Home > Reviews > Poetry > A review of “House Dreams”: “Love and fear and the unsettling quiet…”

HouseDreamsReview by Rochelle Squires

House Dreams
Deanna Young
Brick Books, 2014

“Beautiful, Astonishing, Wondrous,” the opening poem in Deanna Young’s recent collection, House Dreams, places the reader mid-air in a ‘futuristic insect-god’ of an airplane as unknown turbulence causes a split-second meditation on life and death. Without flourish, the poem contemplates the afterlife:

Not that there’s nothing after,
I’d argue, just that
everything’s here. Heaven
and hell in equal measure on this
short-haul domestic flight that is
our time on Earth.

The poem hits a note that assures the reader of a reverent examination of life without sentimentality. The self-possessed tone, vivid imagery, and evocative phrases of Young’s first poem is maintained throughout the collection, engaging the reader in universal themes of love and fear and the unsettling quiet that often shows up when least expected.

House Dreams is divided into five sections. “Barachois”, a coastal lagoon separated from the ocean by an ephemeral sand bar, provides the name for the first section. As saltwater breeches a sand bar and swirls into a lagoon, so too do dreams of these poems ebb into the light of day. A dreamt accident casts terror into the early waking hours like a slant of light through an opened curtain. Nightmares reverberate as premonitions: “the flash of heat on your face / just enough to scare you.
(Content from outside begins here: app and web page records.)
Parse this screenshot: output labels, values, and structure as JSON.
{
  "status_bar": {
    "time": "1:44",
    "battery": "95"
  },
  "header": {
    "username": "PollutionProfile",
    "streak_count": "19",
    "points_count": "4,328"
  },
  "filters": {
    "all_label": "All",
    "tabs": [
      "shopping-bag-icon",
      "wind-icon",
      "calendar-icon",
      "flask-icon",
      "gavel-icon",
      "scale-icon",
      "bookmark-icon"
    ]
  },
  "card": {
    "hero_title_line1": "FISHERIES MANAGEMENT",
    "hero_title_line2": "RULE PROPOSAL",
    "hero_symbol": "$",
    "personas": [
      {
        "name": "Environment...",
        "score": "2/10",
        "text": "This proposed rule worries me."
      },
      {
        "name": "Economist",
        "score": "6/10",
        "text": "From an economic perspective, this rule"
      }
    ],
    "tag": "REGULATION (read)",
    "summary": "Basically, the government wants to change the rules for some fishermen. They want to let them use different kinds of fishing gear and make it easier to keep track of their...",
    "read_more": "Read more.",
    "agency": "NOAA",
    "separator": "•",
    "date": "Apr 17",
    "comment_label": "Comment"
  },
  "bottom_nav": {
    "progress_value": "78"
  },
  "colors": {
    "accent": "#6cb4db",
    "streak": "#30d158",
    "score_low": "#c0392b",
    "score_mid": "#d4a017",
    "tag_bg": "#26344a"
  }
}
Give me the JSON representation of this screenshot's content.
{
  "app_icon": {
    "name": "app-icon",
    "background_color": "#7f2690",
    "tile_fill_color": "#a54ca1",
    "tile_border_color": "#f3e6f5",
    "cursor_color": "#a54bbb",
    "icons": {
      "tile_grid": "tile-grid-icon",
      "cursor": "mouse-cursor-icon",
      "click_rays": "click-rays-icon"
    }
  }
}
They’re snapshots of possibility, / like gentle warnings from a relative who loves you”. (24)

The night is quickly established as an enemy in many of Young’s poems, none more so than in “Vieil ami,” that begins, “Evening surrounds the house / like wolves.” (23). “Survivante” is a poem that achieves a delicate state between awake and dreaming with haunting acknowledgment: “A scream, I know would wake me, / but the contract between brain, / body, will, it’s severed. / He’s cut the wire again.” (28)

The second section of the collection, called “The City”, moves in a more urbane direction, away from the haunting woods and isolated coastal landscapes of Barachois. Themes of ageing and survival move into the forefront, starting with “The Linden Tree,” a homage to struggling by in difficult times:

You gathered yourself in,
as a mother gathers children around her
in the cold or in foreign places,
and emerged
more luminous after. Each time
what looked like death
never really was.

But loneliness and personal angst are not the only themes explored in Young’s poetry collection. The tone shifts considerably in “The Humanitarians,”where it assumes an observatory distance from the action. The end result is a detached, somewhat sardonic view of six people heading home after completing their humanitarian work in Haiti, with their motives and inner lives on full display. The poem’s strength is in observations that lie flat, allowing the reader to bring her own multi-dimensional viewpoint to the page.

The section entitled “Westmoorings” takes the reader on a journey into a foreign land where themes of isolation, security, race and wealth are explored from an expat’s point of view. The exotic location and myriad of difficult relations are examined by a keen and compassionate mind, making for an interesting journey that is as much internal as external.

The poet Ted Kooser wrote: “There’s something to be said for mystery, if handled with care: A little mystery can help make the poem memorable. Too much mystery though, and you’ll discourage most readers.” I thought of Kooser’s words as I read some of Young’s poetry, such as “Helen,” a haunting poem in the first section. It is unclear who the speaker is addressing, and nor is Helen’s identity revealed, other than to say she lived alone on the mountain for many years with “Who knows what / peering through the window while she bathed.” (27) I found the intrigue too mysterious to enjoy this as a poem. Placed toward the end of the collection, “Mythology” also has a similar shortcoming, with the details too vague to be understood. The collection requires some patience, but there are many stunning, crystal clear poems that pack emotional wallops.

One poem, “The Faith of Dogs”, is as delightful as it is unexpected. In it, the speaker makes a heartbreaking discovering of two German shepherds in an abandoned home, waiting for their owner to return. There’s a rugged edginess to the voice in this poem, making it one of my favorite poems in House Dreams. What’s most exciting about this collection is the range of voice Young brings to the page. From tender and compassionate to rebellious and full of tough-talk, each poem is distinct in its own way.

House Dreams is Deanna Young’s third collection of poetry.

Rochelle Squires, a former journalist, is completing her Masters in Fine Arts in Creative Writing through the Opt-Res program at UBC.